Why do we currently export some of our plastic waste for recycling?
The UK currently exports plastic because there is not enough capacity within the UK to recycle it. In 2019, the UK exported 61% of its plastic packaging for recycling.
When export takes place, this needs to be without a detrimental effect on the quality of material and making sure that the exported plastic waste is managed in an environmentally sound manner once it reaches its end destination. It is vital that waste exporters adhere to national and international legislation governing waste exports and robust checks are in place to prevent fraud.
On June 1, 2021, Jeremy Schwartz, Global Head of Research at WisdomTree and regular host of the Behind the Markets podcast, was joined by Mobeen Tahir, Associate Director of Research at WisdomTree, to host Erik Gilje, professor of finance at the University of Pennsylvania’s Wharton School of Business. The topic was oil, and the focus was on Erik’s bullish view on the commodity stemming from structural supply issues in the U.S. amid an improving demand outlook.
Professor Gilje outlined that over the last decade, almost all new supply of oil has come from North America—i.e., either Canada or the U.S.—while the Organization of the Petroleum Exporting Countries and its partners (OPEC+) have lost market share. The group was forced by the COVID-19 pandemic to reduce 9.7 million barrels of supply in what can be characterized as a dramatic and unprecedented policy coordination.
But OPEC+ may not necessarily be fixated on quickly bringing this supply back online. This is because the group is possibly less worried about losing further market share to U.S. shale producers now than in the past. This marks a major shift in the dynamic between the two and could be the key force that drives oil markets higher.
New nanofibres with excellent electrical conductivity, corrosion resistance and specific surface area.
Grupo Antolin – the manufacturer of one in every four car headliners made worldwide – is studying the potential of carbon nanofibres to improve the efficiency, durability and cost of critical components for next-generation hydrogen fuel cells.
The company, headquartered in Burgos, Spain, says it aims to make a solid contribution to the development of a key technology to make electric mobility more cost-effective efficient, and accessible,
Hydrogen fuel cell vehicles cause no exhaust emissions, only high purity water, allow refuelling as quickly as petrol-fuelled cars and can achieve similar range levels, Grupo Antolin points out.
It has been working for a number of years on the development of processes for producing carbon nanofibres with optimised properties for different industrial applications in various sectors. The result has been new nanofibres with excellent electrical conductivity, corrosion resistance and specific surface area, making them ideal for application in the electrodes of the electrochemical cells that constitute the hydrogen fuel cell systems.

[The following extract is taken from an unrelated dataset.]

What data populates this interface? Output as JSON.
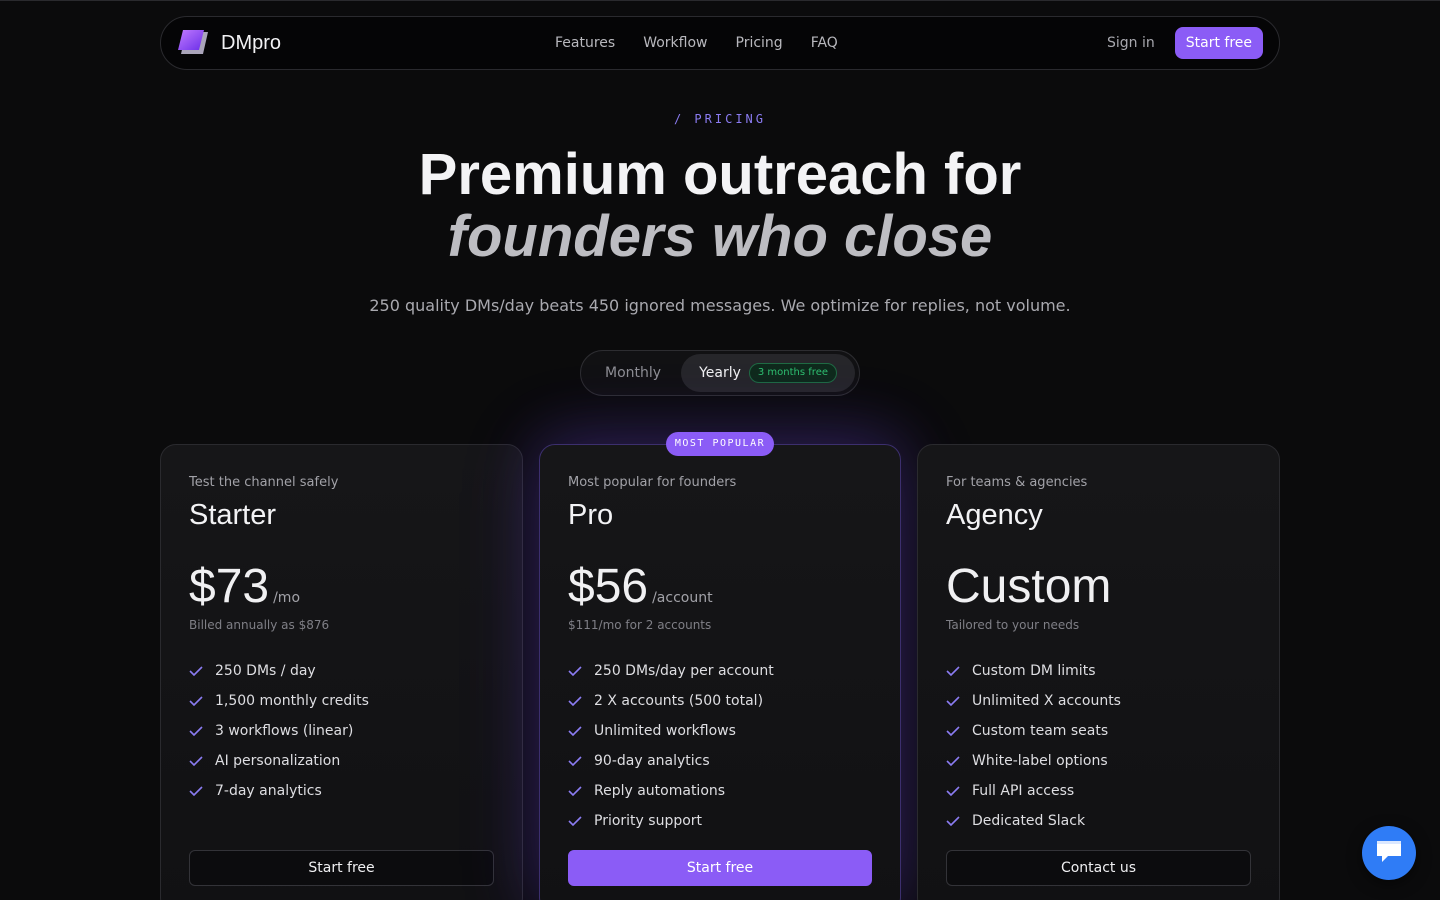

PET thermoform packaging—such as those used for fruits, vegetables, muffins, eggs and more—is technically recyclable with PET bottles. In fact, many PET reclaimers accept thermoforms in bottle bales, as long as auto-sort systems and best practices are in place.
However, only 9 percent of them ever make it to recycling bins.
In this week’s blog post, we will go over the obstacles reclaimers face in recycling PET thermoforms and what the plastics industry has planned to work past them.
A New Law
On September 24th, 2020, Governor of California Gavin Newsom signed a bill made by California Assembly member Phil Tang, requiring manufacturers to include recycled materials when making plastic bottles, and, by extension, plastic thermoform parts.
AB 793 is designed to bolster the market for recycled polyethylene terephthalate in the state. Manufacturers must meet a number of deadlines for recycled content, achieving 15 percent by 2022, 25 percent by 2025 and 50 percent by 2030.
Recycling PET Bottles Petrochemicals